* _ASSIGNED TASK_:
All of the records should be given back exactly and in full.
--------------------
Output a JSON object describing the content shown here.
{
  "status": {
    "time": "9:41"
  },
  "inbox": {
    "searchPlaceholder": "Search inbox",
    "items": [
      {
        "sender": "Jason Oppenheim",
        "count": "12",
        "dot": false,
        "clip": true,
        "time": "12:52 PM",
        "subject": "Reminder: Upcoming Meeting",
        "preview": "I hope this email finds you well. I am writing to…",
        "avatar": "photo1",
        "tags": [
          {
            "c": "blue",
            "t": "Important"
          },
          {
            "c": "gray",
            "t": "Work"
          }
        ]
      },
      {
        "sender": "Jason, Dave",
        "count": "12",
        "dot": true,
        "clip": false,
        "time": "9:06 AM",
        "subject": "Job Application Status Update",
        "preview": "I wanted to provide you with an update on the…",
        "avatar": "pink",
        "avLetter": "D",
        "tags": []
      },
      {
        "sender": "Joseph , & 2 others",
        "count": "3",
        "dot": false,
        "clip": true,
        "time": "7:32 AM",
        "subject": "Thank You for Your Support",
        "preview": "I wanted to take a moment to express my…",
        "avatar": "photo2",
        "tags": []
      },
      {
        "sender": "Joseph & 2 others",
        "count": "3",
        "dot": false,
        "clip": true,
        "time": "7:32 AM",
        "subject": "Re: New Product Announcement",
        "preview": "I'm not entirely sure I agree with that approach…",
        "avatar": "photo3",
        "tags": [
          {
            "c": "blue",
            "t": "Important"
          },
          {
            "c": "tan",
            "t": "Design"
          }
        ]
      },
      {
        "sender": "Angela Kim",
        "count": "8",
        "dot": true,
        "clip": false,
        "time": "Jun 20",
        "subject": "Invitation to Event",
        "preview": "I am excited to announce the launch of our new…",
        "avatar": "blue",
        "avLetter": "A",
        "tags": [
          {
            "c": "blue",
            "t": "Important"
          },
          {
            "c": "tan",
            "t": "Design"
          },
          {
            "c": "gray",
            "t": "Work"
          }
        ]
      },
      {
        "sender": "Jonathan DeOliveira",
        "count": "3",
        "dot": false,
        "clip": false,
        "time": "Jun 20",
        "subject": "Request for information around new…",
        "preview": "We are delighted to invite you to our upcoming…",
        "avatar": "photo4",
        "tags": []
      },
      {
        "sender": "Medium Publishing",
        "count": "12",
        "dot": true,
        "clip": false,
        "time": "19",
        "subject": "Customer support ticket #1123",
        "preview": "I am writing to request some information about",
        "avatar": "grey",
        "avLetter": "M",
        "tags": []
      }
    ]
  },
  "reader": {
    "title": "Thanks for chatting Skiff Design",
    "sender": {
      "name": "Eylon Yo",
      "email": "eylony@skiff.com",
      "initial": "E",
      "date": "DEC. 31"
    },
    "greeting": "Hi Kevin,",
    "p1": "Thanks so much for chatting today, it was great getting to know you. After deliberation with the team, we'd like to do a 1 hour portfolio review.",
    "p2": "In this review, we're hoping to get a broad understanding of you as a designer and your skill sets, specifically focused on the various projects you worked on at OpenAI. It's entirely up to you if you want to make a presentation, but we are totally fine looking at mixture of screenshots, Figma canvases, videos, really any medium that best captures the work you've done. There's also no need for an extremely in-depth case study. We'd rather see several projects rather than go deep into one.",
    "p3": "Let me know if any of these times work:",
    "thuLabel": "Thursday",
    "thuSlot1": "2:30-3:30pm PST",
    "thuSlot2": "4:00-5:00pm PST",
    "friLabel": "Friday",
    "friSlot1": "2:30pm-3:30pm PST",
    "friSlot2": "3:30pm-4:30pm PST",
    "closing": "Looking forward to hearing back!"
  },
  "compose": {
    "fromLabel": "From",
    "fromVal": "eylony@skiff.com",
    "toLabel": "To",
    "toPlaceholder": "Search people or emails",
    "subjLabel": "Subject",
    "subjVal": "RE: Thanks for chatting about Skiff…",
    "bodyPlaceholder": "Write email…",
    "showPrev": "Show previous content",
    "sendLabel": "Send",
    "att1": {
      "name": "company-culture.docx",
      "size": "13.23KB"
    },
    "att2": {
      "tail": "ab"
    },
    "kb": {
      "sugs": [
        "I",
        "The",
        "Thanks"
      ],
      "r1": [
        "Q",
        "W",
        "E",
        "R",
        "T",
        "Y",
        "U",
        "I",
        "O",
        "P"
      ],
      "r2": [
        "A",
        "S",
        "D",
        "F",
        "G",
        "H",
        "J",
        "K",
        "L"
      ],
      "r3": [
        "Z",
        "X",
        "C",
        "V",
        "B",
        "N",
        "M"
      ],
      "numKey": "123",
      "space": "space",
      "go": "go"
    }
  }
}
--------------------
* _TASK RESULT_:
Output a JSON object describing the content shown here.
{
  "status": {
    "time": "9:41"
  },
  "inbox": {
    "searchPlaceholder": "Search inbox",
    "items": [
      {
        "sender": "Jason Oppenheim",
        "count": "12",
        "dot": false,
        "clip": true,
        "time": "12:52 PM",
        "subject": "Reminder: Upcoming Meeting",
        "preview": "I hope this email finds you well. I am writing to…",
        "avatar": "photo1",
        "tags": [
          {
            "c": "blue",
            "t": "Important"
          },
          {
            "c": "gray",
            "t": "Work"
          }
        ]
      },
      {
        "sender": "Jason, Dave",
        "count": "12",
        "dot": true,
        "clip": false,
        "time": "9:06 AM",
        "subject": "Job Application Status Update",
        "preview": "I wanted to provide you with an update on the…",
        "avatar": "pink",
        "avLetter": "D",
        "tags": []
      },
      {
        "sender": "Joseph , & 2 others",
        "count": "3",
        "dot": false,
        "clip": true,
        "time": "7:32 AM",
        "subject": "Thank You for Your Support",
        "preview": "I wanted to take a moment to express my…",
        "avatar": "photo2",
        "tags": []
      },
      {
        "sender": "Joseph & 2 others",
        "count": "3",
        "dot": false,
        "clip": true,
        "time": "7:32 AM",
        "subject": "Re: New Product Announcement",
        "preview": "I'm not entirely sure I agree with that approach…",
        "avatar": "photo3",
        "tags": [
          {
            "c": "blue",
            "t": "Important"
          },
          {
            "c": "tan",
            "t": "Design"
          }
        ]
      },
      {
        "sender": "Angela Kim",
        "count": "8",
        "dot": true,
        "clip": false,
        "time": "Jun 20",
        "subject": "Invitation to Event",
        "preview": "I am excited to announce the launch of our new…",
        "avatar": "blue",
        "avLetter": "A",
        "tags": [
          {
            "c": "blue",
            "t": "Important"
          },
          {
            "c": "tan",
            "t": "Design"
          },
          {
            "c": "gray",
            "t": "Work"
          }
        ]
      },
      {
        "sender": "Jonathan DeOliveira",
        "count": "3",
        "dot": false,
        "clip": false,
        "time": "Jun 20",
        "subject": "Request for information around new…",
        "preview": "We are delighted to invite you to our upcoming…",
        "avatar": "photo4",
        "tags": []
      },
      {
        "sender": "Medium Publishing",
        "count": "12",
        "dot": true,
        "clip": false,
        "time": "19",
        "subject": "Customer support ticket #1123",
        "preview": "I am writing to request some information about",
        "avatar": "grey",
        "avLetter": "M",
        "tags": []
      }
    ]
  },
  "reader": {
    "title": "Thanks for chatting Skiff Design",
    "sender": {
      "name": "Eylon Yo",
      "email": "eylony@skiff.com",
      "initial": "E",
      "date": "DEC. 31"
    },
    "greeting": "Hi Kevin,",
    "p1": "Thanks so much for chatting today, it was great getting to know you. After deliberation with the team, we'd like to do a 1 hour portfolio review.",
    "p2": "In this review, we're hoping to get a broad understanding of you as a designer and your skill sets, specifically focused on the various projects you worked on at OpenAI. It's entirely up to you if you want to make a presentation, but we are totally fine looking at mixture of screenshots, Figma canvases, videos, really any medium that best captures the work you've done. There's also no need for an extremely in-depth case study. We'd rather see several projects rather than go deep into one.",
    "p3": "Let me know if any of these times work:",
    "thuLabel": "Thursday",
    "thuSlot1": "2:30-3:30pm PST",
    "thuSlot2": "4:00-5:00pm PST",
    "friLabel": "Friday",
    "friSlot1": "2:30pm-3:30pm PST",
    "friSlot2": "3:30pm-4:30pm PST",
    "closing": "Looking forward to hearing back!"
  },
  "compose": {
    "fromLabel": "From",
    "fromVal": "eylony@skiff.com",
    "toLabel": "To",
    "toPlaceholder": "Search people or emails",
    "subjLabel": "Subject",
    "subjVal": "RE: Thanks for chatting about Skiff…",
    "bodyPlaceholder": "Write email…",
    "showPrev": "Show previous content",
    "sendLabel": "Send",
    "att1": {
      "name": "company-culture.docx",
      "size": "13.23KB"
    },
    "att2": {
      "tail": "ab"
    },
    "kb": {
      "sugs": [
        "I",
        "The",
        "Thanks"
      ],
      "r1": [
        "Q",
        "W",
        "E",
        "R",
        "T",
        "Y",
        "U",
        "I",
        "O",
        "P"
      ],
      "r2": [
        "A",
        "S",
        "D",
        "F",
        "G",
        "H",
        "J",
        "K",
        "L"
      ],
      "r3": [
        "Z",
        "X",
        "C",
        "V",
        "B",
        "N",
        "M"
      ],
      "numKey": "123",
      "space": "space",
      "go": "go"
    }
  }
}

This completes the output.